*Required action*:
Make an exact copy of all the data, pictures excluded.

====== Data ======

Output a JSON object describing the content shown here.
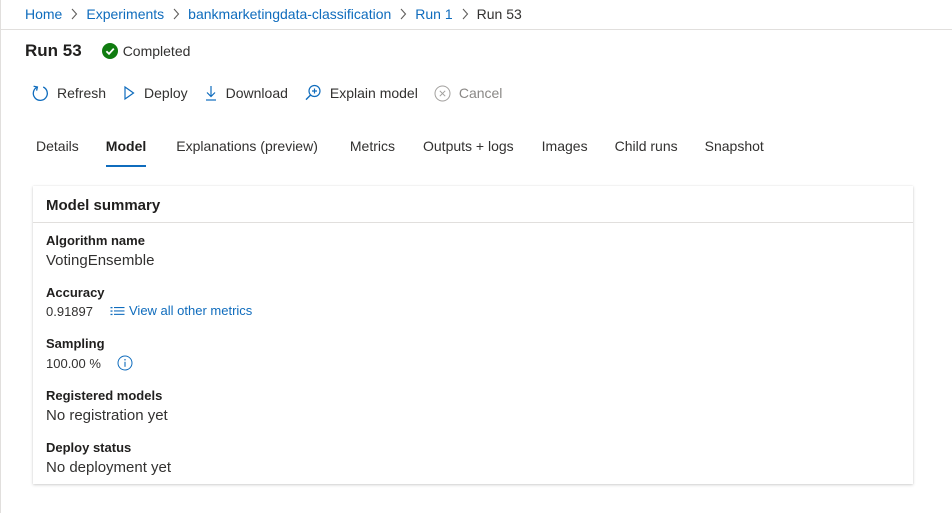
{
  "breadcrumb": {
    "items": [
      "Home",
      "Experiments",
      "bankmarketingdata-classification",
      "Run 1"
    ],
    "current": "Run 53"
  },
  "header": {
    "title": "Run 53",
    "status": "Completed",
    "status_color": "#107c10"
  },
  "toolbar": {
    "refresh": "Refresh",
    "deploy": "Deploy",
    "download": "Download",
    "explain": "Explain model",
    "cancel": "Cancel"
  },
  "tabs": [
    "Details",
    "Model",
    "Explanations (preview)",
    "Metrics",
    "Outputs + logs",
    "Images",
    "Child runs",
    "Snapshot"
  ],
  "active_tab": "Model",
  "summary": {
    "title": "Model summary",
    "algorithm_label": "Algorithm name",
    "algorithm_value": "VotingEnsemble",
    "accuracy_label": "Accuracy",
    "accuracy_value": "0.91897",
    "metrics_link": "View all other metrics",
    "sampling_label": "Sampling",
    "sampling_value": "100.00 %",
    "registered_label": "Registered models",
    "registered_value": "No registration yet",
    "deploy_label": "Deploy status",
    "deploy_value": "No deployment yet"
  },
  "colors": {
    "accent": "#0f6cbd",
    "success": "#107c10",
    "disabled": "#8a8886"
  }
}
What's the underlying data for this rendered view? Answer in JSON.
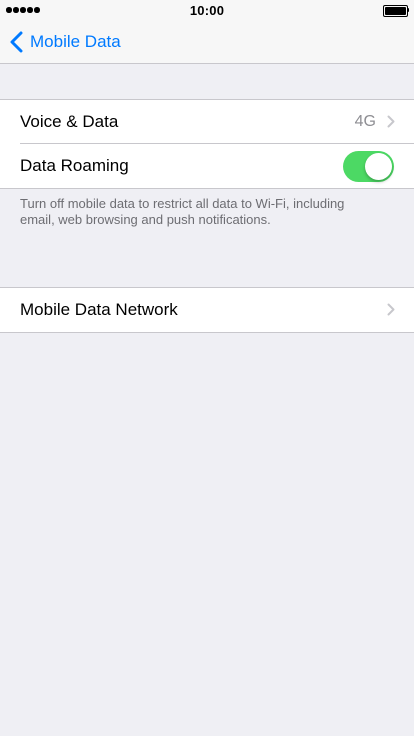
{
  "status_bar": {
    "time": "10:00",
    "signal_bars": 5,
    "battery_level": 1.0
  },
  "nav": {
    "back_label": "Mobile Data"
  },
  "group1": {
    "rows": [
      {
        "label": "Voice & Data",
        "value": "4G"
      },
      {
        "label": "Data Roaming",
        "toggle_on": true
      }
    ],
    "footer": "Turn off mobile data to restrict all data to Wi-Fi, including email, web browsing and push notifications."
  },
  "group2": {
    "rows": [
      {
        "label": "Mobile Data Network"
      }
    ]
  },
  "colors": {
    "accent": "#007aff",
    "toggle_on": "#4cd964",
    "background": "#efeff4"
  },
  "icons": {
    "back": "chevron-left-icon",
    "disclosure": "chevron-right-icon",
    "battery": "battery-icon",
    "signal": "signal-strength-icon"
  }
}
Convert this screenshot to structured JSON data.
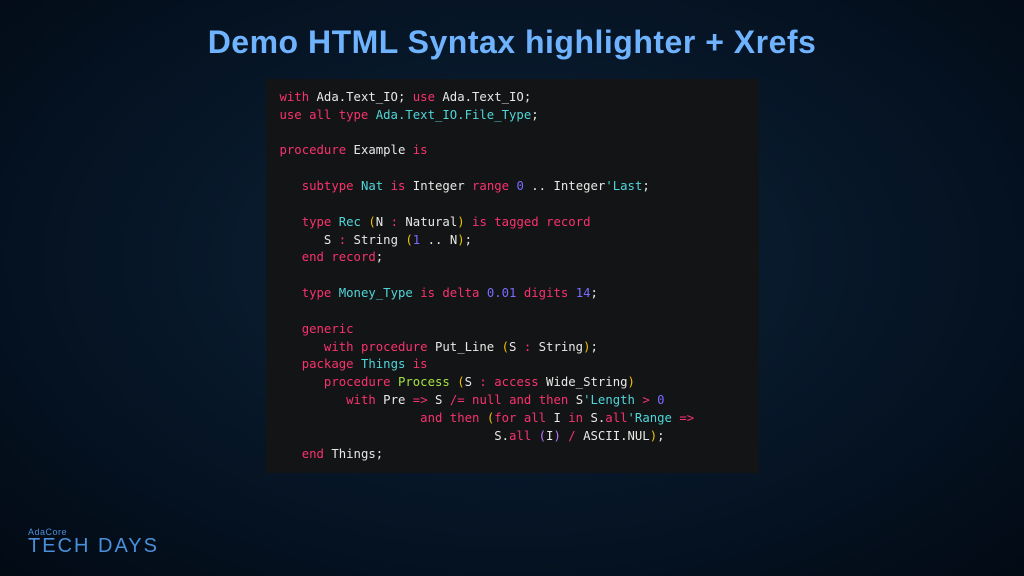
{
  "slide": {
    "title": "Demo HTML Syntax highlighter + Xrefs"
  },
  "footer": {
    "brand_small": "AdaCore",
    "brand_large": "TECH DAYS"
  },
  "code": {
    "line1": {
      "t1": "with",
      "t2": " Ada.Text_IO",
      "t3": "; ",
      "t4": "use",
      "t5": " Ada.Text_IO",
      "t6": ";"
    },
    "line2": {
      "t1": "use all type",
      "t2": " Ada.Text_IO.File_Type",
      "t3": ";"
    },
    "line3": "",
    "line4": {
      "t1": "procedure",
      "t2": " Example ",
      "t3": "is"
    },
    "line5": "",
    "line6": {
      "t0": "   ",
      "t1": "subtype",
      "t2": " Nat ",
      "t3": "is",
      "t4": " Integer ",
      "t5": "range",
      "t6": " 0 ",
      "t7": ".. ",
      "t8": "Integer",
      "t9": "'Last",
      "t10": ";"
    },
    "line7": "",
    "line8": {
      "t0": "   ",
      "t1": "type",
      "t2": " Rec ",
      "t3": "(",
      "t4": "N ",
      "t5": ": ",
      "t6": "Natural",
      "t7": ")",
      "t8": " is ",
      "t9": "tagged record"
    },
    "line9": {
      "t0": "      ",
      "t1": "S ",
      "t2": ": ",
      "t3": "String ",
      "t4": "(",
      "t5": "1 ",
      "t6": ".. ",
      "t7": "N",
      "t8": ")",
      "t9": ";"
    },
    "line10": {
      "t0": "   ",
      "t1": "end record",
      "t2": ";"
    },
    "line11": "",
    "line12": {
      "t0": "   ",
      "t1": "type",
      "t2": " Money_Type ",
      "t3": "is",
      "t4": " delta ",
      "t5": "0.01 ",
      "t6": "digits ",
      "t7": "14",
      "t8": ";"
    },
    "line13": "",
    "line14": {
      "t0": "   ",
      "t1": "generic"
    },
    "line15": {
      "t0": "      ",
      "t1": "with procedure",
      "t2": " Put_Line ",
      "t3": "(",
      "t4": "S ",
      "t5": ": ",
      "t6": "String",
      "t7": ")",
      "t8": ";"
    },
    "line16": {
      "t0": "   ",
      "t1": "package",
      "t2": " Things ",
      "t3": "is"
    },
    "line17": {
      "t0": "      ",
      "t1": "procedure",
      "t2": " Process ",
      "t3": "(",
      "t4": "S ",
      "t5": ": ",
      "t6": "access",
      "t7": " Wide_String",
      "t8": ")"
    },
    "line18": {
      "t0": "         ",
      "t1": "with",
      "t2": " Pre ",
      "t3": "=> ",
      "t4": "S ",
      "t5": "/= ",
      "t6": "null ",
      "t7": "and then ",
      "t8": "S",
      "t9": "'Length",
      "t10": " > ",
      "t11": "0"
    },
    "line19": {
      "t0": "                   ",
      "t1": "and then ",
      "t2": "(",
      "t3": "for all",
      "t4": " I ",
      "t5": "in",
      "t6": " S.",
      "t7": "all",
      "t8": "'Range",
      "t9": " =>"
    },
    "line20": {
      "t0": "                             ",
      "t1": "S.",
      "t2": "all ",
      "t3": "(",
      "t4": "I",
      "t5": ")",
      "t6": " /",
      "t7": " ASCII.NUL",
      "t8": ")",
      "t9": ";"
    },
    "line21": {
      "t0": "   ",
      "t1": "end",
      "t2": " Things",
      "t3": ";"
    }
  }
}
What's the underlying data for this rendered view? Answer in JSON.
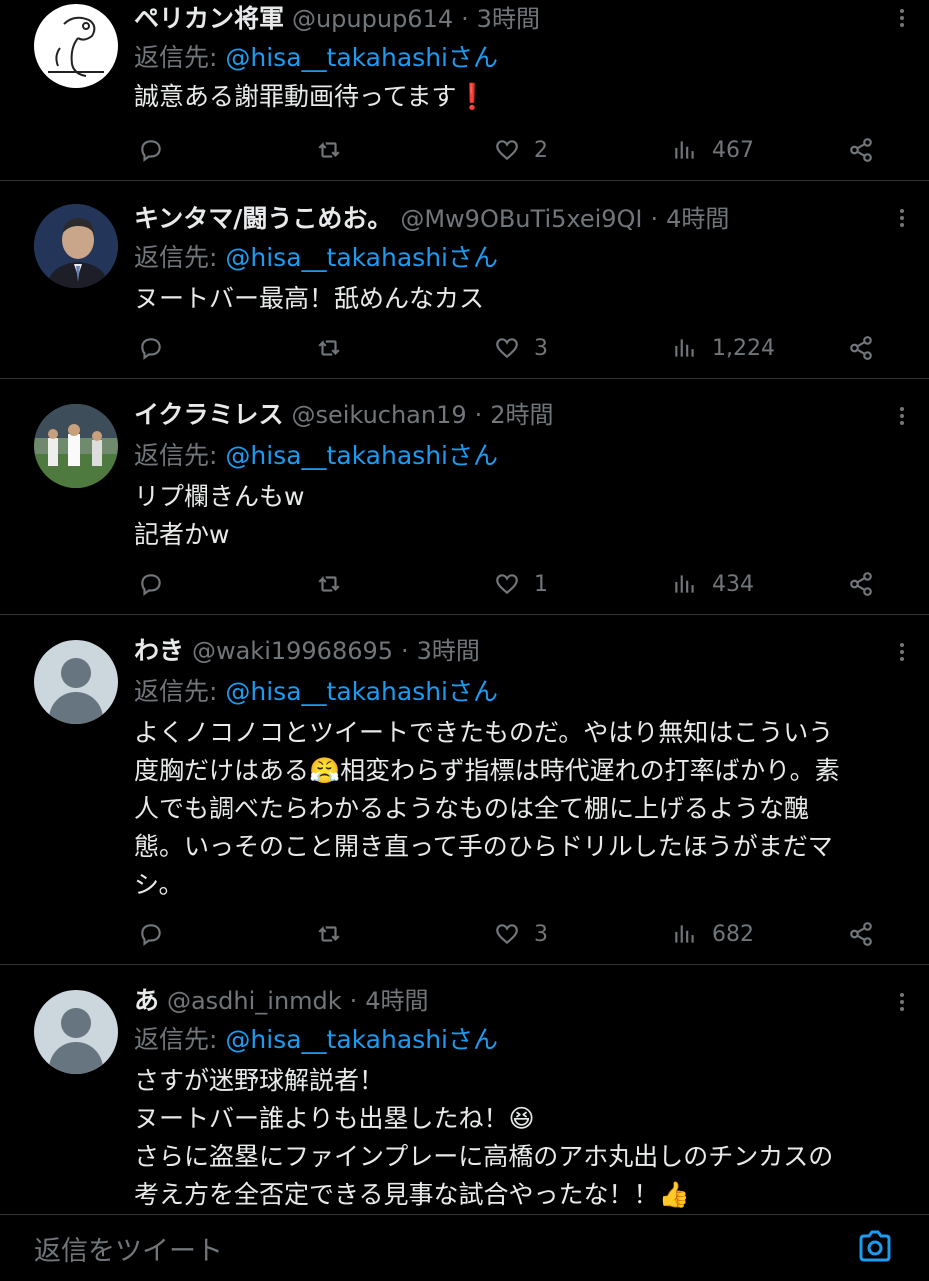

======

*Result*:
Output a JSON object describing the content shown here.
{
  "breadcrumb": {
    "items": [
      "Home",
      "Experiments",
      "bankmarketingdata-classification",
      "Run 1"
    ],
    "current": "Run 53"
  },
  "header": {
    "title": "Run 53",
    "status": "Completed",
    "status_color": "#107c10"
  },
  "toolbar": {
    "refresh": "Refresh",
    "deploy": "Deploy",
    "download": "Download",
    "explain": "Explain model",
    "cancel": "Cancel"
  },
  "tabs": [
    "Details",
    "Model",
    "Explanations (preview)",
    "Metrics",
    "Outputs + logs",
    "Images",
    "Child runs",
    "Snapshot"
  ],
  "active_tab": "Model",
  "summary": {
    "title": "Model summary",
    "algorithm_label": "Algorithm name",
    "algorithm_value": "VotingEnsemble",
    "accuracy_label": "Accuracy",
    "accuracy_value": "0.91897",
    "metrics_link": "View all other metrics",
    "sampling_label": "Sampling",
    "sampling_value": "100.00 %",
    "registered_label": "Registered models",
    "registered_value": "No registration yet",
    "deploy_label": "Deploy status",
    "deploy_value": "No deployment yet"
  },
  "colors": {
    "accent": "#0f6cbd",
    "success": "#107c10",
    "disabled": "#8a8886"
  }
}
What's the underlying data for this rendered view? Answer in JSON.
{
  "status_bar": {
    "time": "10:00",
    "signal_bars": 5,
    "battery_level": 1.0
  },
  "nav": {
    "back_label": "Mobile Data"
  },
  "group1": {
    "rows": [
      {
        "label": "Voice & Data",
        "value": "4G"
      },
      {
        "label": "Data Roaming",
        "toggle_on": true
      }
    ],
    "footer": "Turn off mobile data to restrict all data to Wi-Fi, including email, web browsing and push notifications."
  },
  "group2": {
    "rows": [
      {
        "label": "Mobile Data Network"
      }
    ]
  },
  "colors": {
    "accent": "#007aff",
    "toggle_on": "#4cd964",
    "background": "#efeff4"
  },
  "icons": {
    "back": "chevron-left-icon",
    "disclosure": "chevron-right-icon",
    "battery": "battery-icon",
    "signal": "signal-strength-icon"
  }
}
Convert this screenshot to structured JSON data.
{
  "slide": {
    "title": "Demo HTML Syntax highlighter + Xrefs"
  },
  "footer": {
    "brand_small": "AdaCore",
    "brand_large": "TECH DAYS"
  },
  "code": {
    "line1": {
      "t1": "with",
      "t2": " Ada.Text_IO",
      "t3": "; ",
      "t4": "use",
      "t5": " Ada.Text_IO",
      "t6": ";"
    },
    "line2": {
      "t1": "use all type",
      "t2": " Ada.Text_IO.File_Type",
      "t3": ";"
    },
    "line3": "",
    "line4": {
      "t1": "procedure",
      "t2": " Example ",
      "t3": "is"
    },
    "line5": "",
    "line6": {
      "t0": "   ",
      "t1": "subtype",
      "t2": " Nat ",
      "t3": "is",
      "t4": " Integer ",
      "t5": "range",
      "t6": " 0 ",
      "t7": ".. ",
      "t8": "Integer",
      "t9": "'Last",
      "t10": ";"
    },
    "line7": "",
    "line8": {
      "t0": "   ",
      "t1": "type",
      "t2": " Rec ",
      "t3": "(",
      "t4": "N ",
      "t5": ": ",
      "t6": "Natural",
      "t7": ")",
      "t8": " is ",
      "t9": "tagged record"
    },
    "line9": {
      "t0": "      ",
      "t1": "S ",
      "t2": ": ",
      "t3": "String ",
      "t4": "(",
      "t5": "1 ",
      "t6": ".. ",
      "t7": "N",
      "t8": ")",
      "t9": ";"
    },
    "line10": {
      "t0": "   ",
      "t1": "end record",
      "t2": ";"
    },
    "line11": "",
    "line12": {
      "t0": "   ",
      "t1": "type",
      "t2": " Money_Type ",
      "t3": "is",
      "t4": " delta ",
      "t5": "0.01 ",
      "t6": "digits ",
      "t7": "14",
      "t8": ";"
    },
    "line13": "",
    "line14": {
      "t0": "   ",
      "t1": "generic"
    },
    "line15": {
      "t0": "      ",
      "t1": "with procedure",
      "t2": " Put_Line ",
      "t3": "(",
      "t4": "S ",
      "t5": ": ",
      "t6": "String",
      "t7": ")",
      "t8": ";"
    },
    "line16": {
      "t0": "   ",
      "t1": "package",
      "t2": " Things ",
      "t3": "is"
    },
    "line17": {
      "t0": "      ",
      "t1": "procedure",
      "t2": " Process ",
      "t3": "(",
      "t4": "S ",
      "t5": ": ",
      "t6": "access",
      "t7": " Wide_String",
      "t8": ")"
    },
    "line18": {
      "t0": "         ",
      "t1": "with",
      "t2": " Pre ",
      "t3": "=> ",
      "t4": "S ",
      "t5": "/= ",
      "t6": "null ",
      "t7": "and then ",
      "t8": "S",
      "t9": "'Length",
      "t10": " > ",
      "t11": "0"
    },
    "line19": {
      "t0": "                   ",
      "t1": "and then ",
      "t2": "(",
      "t3": "for all",
      "t4": " I ",
      "t5": "in",
      "t6": " S.",
      "t7": "all",
      "t8": "'Range",
      "t9": " =>"
    },
    "line20": {
      "t0": "                             ",
      "t1": "S.",
      "t2": "all ",
      "t3": "(",
      "t4": "I",
      "t5": ")",
      "t6": " /",
      "t7": " ASCII.NUL",
      "t8": ")",
      "t9": ";"
    },
    "line21": {
      "t0": "   ",
      "t1": "end",
      "t2": " Things",
      "t3": ";"
    }
  }
}
What's the underlying data for this rendered view? Answer in JSON.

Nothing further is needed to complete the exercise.